• Task to carry out
Could you print out every entry, character for character?

** Opening Material for this task block **

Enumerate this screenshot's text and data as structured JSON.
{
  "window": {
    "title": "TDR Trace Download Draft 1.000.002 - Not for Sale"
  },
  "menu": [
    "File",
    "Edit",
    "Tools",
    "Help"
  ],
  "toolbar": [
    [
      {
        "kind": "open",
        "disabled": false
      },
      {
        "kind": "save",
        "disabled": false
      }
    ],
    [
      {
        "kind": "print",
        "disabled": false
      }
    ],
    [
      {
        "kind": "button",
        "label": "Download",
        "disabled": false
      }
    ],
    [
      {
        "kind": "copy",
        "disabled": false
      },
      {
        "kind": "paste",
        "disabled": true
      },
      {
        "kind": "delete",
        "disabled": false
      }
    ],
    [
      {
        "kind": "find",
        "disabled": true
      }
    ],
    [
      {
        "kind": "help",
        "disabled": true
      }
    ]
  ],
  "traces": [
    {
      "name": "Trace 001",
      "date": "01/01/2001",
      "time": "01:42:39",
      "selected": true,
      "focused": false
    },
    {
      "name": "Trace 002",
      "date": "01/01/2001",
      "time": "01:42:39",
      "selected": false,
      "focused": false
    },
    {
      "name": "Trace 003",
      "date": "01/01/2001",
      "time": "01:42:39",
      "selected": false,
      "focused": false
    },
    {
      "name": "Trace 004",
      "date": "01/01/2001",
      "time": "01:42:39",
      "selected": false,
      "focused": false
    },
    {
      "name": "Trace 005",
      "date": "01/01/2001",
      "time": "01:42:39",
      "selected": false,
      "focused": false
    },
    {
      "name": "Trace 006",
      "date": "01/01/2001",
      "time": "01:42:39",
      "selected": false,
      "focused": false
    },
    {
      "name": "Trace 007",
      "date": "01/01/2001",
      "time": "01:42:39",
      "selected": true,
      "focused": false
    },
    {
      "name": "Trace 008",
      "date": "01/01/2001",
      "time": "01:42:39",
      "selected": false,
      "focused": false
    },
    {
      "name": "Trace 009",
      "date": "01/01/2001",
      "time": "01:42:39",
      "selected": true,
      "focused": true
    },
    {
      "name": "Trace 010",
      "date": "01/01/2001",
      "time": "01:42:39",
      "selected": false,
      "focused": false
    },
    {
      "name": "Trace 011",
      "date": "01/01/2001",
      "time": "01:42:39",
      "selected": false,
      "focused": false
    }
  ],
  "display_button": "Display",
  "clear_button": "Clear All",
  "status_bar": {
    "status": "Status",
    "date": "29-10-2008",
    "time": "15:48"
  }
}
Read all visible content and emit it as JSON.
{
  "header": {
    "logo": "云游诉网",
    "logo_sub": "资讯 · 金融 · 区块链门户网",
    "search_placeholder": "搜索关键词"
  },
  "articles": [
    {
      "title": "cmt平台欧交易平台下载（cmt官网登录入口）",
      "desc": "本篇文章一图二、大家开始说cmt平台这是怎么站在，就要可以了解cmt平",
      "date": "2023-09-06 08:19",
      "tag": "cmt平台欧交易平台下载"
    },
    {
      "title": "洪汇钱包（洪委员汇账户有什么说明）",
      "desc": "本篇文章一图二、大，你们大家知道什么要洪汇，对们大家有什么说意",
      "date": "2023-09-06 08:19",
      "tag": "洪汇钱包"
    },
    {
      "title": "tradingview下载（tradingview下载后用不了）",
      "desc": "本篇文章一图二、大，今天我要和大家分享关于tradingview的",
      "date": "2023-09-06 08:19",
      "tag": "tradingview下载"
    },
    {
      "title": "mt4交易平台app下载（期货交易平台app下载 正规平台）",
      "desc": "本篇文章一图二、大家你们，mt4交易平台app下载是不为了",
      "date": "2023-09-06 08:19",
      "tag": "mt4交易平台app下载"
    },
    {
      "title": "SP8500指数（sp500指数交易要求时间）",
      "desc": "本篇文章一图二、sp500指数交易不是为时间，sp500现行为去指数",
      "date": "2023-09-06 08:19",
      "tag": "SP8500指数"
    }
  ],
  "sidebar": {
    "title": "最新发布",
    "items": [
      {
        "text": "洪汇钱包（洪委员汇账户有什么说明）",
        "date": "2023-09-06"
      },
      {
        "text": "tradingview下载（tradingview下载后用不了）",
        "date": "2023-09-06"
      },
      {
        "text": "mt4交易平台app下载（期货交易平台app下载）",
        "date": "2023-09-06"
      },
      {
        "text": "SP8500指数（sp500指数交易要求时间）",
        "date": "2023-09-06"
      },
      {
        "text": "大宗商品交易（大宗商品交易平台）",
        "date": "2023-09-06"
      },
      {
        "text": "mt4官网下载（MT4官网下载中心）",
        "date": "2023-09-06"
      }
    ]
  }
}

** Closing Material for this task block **

• Solution for this task
Enumerate this screenshot's text and data as structured JSON.
{
  "window": {
    "title": "TDR Trace Download Draft 1.000.002 - Not for Sale"
  },
  "menu": [
    "File",
    "Edit",
    "Tools",
    "Help"
  ],
  "toolbar": [
    [
      {
        "kind": "open",
        "disabled": false
      },
      {
        "kind": "save",
        "disabled": false
      }
    ],
    [
      {
        "kind": "print",
        "disabled": false
      }
    ],
    [
      {
        "kind": "button",
        "label": "Download",
        "disabled": false
      }
    ],
    [
      {
        "kind": "copy",
        "disabled": false
      },
      {
        "kind": "paste",
        "disabled": true
      },
      {
        "kind": "delete",
        "disabled": false
      }
    ],
    [
      {
        "kind": "find",
        "disabled": true
      }
    ],
    [
      {
        "kind": "help",
        "disabled": true
      }
    ]
  ],
  "traces": [
    {
      "name": "Trace 001",
      "date": "01/01/2001",
      "time": "01:42:39",
      "selected": true,
      "focused": false
    },
    {
      "name": "Trace 002",
      "date": "01/01/2001",
      "time": "01:42:39",
      "selected": false,
      "focused": false
    },
    {
      "name": "Trace 003",
      "date": "01/01/2001",
      "time": "01:42:39",
      "selected": false,
      "focused": false
    },
    {
      "name": "Trace 004",
      "date": "01/01/2001",
      "time": "01:42:39",
      "selected": false,
      "focused": false
    },
    {
      "name": "Trace 005",
      "date": "01/01/2001",
      "time": "01:42:39",
      "selected": false,
      "focused": false
    },
    {
      "name": "Trace 006",
      "date": "01/01/2001",
      "time": "01:42:39",
      "selected": false,
      "focused": false
    },
    {
      "name": "Trace 007",
      "date": "01/01/2001",
      "time": "01:42:39",
      "selected": true,
      "focused": false
    },
    {
      "name": "Trace 008",
      "date": "01/01/2001",
      "time": "01:42:39",
      "selected": false,
      "focused": false
    },
    {
      "name": "Trace 009",
      "date": "01/01/2001",
      "time": "01:42:39",
      "selected": true,
      "focused": true
    },
    {
      "name": "Trace 010",
      "date": "01/01/2001",
      "time": "01:42:39",
      "selected": false,
      "focused": false
    },
    {
      "name": "Trace 011",
      "date": "01/01/2001",
      "time": "01:42:39",
      "selected": false,
      "focused": false
    }
  ],
  "display_button": "Display",
  "clear_button": "Clear All",
  "status_bar": {
    "status": "Status",
    "date": "29-10-2008",
    "time": "15:48"
  }
}
Read all visible content and emit it as JSON.
{
  "header": {
    "logo": "云游诉网",
    "logo_sub": "资讯 · 金融 · 区块链门户网",
    "search_placeholder": "搜索关键词"
  },
  "articles": [
    {
      "title": "cmt平台欧交易平台下载（cmt官网登录入口）",
      "desc": "本篇文章一图二、大家开始说cmt平台这是怎么站在，就要可以了解cmt平",
      "date": "2023-09-06 08:19",
      "tag": "cmt平台欧交易平台下载"
    },
    {
      "title": "洪汇钱包（洪委员汇账户有什么说明）",
      "desc": "本篇文章一图二、大，你们大家知道什么要洪汇，对们大家有什么说意",
      "date": "2023-09-06 08:19",
      "tag": "洪汇钱包"
    },
    {
      "title": "tradingview下载（tradingview下载后用不了）",
      "desc": "本篇文章一图二、大，今天我要和大家分享关于tradingview的",
      "date": "2023-09-06 08:19",
      "tag": "tradingview下载"
    },
    {
      "title": "mt4交易平台app下载（期货交易平台app下载 正规平台）",
      "desc": "本篇文章一图二、大家你们，mt4交易平台app下载是不为了",
      "date": "2023-09-06 08:19",
      "tag": "mt4交易平台app下载"
    },
    {
      "title": "SP8500指数（sp500指数交易要求时间）",
      "desc": "本篇文章一图二、sp500指数交易不是为时间，sp500现行为去指数",
      "date": "2023-09-06 08:19",
      "tag": "SP8500指数"
    }
  ],
  "sidebar": {
    "title": "最新发布",
    "items": [
      {
        "text": "洪汇钱包（洪委员汇账户有什么说明）",
        "date": "2023-09-06"
      },
      {
        "text": "tradingview下载（tradingview下载后用不了）",
        "date": "2023-09-06"
      },
      {
        "text": "mt4交易平台app下载（期货交易平台app下载）",
        "date": "2023-09-06"
      },
      {
        "text": "SP8500指数（sp500指数交易要求时间）",
        "date": "2023-09-06"
      },
      {
        "text": "大宗商品交易（大宗商品交易平台）",
        "date": "2023-09-06"
      },
      {
        "text": "mt4官网下载（MT4官网下载中心）",
        "date": "2023-09-06"
      }
    ]
  }
}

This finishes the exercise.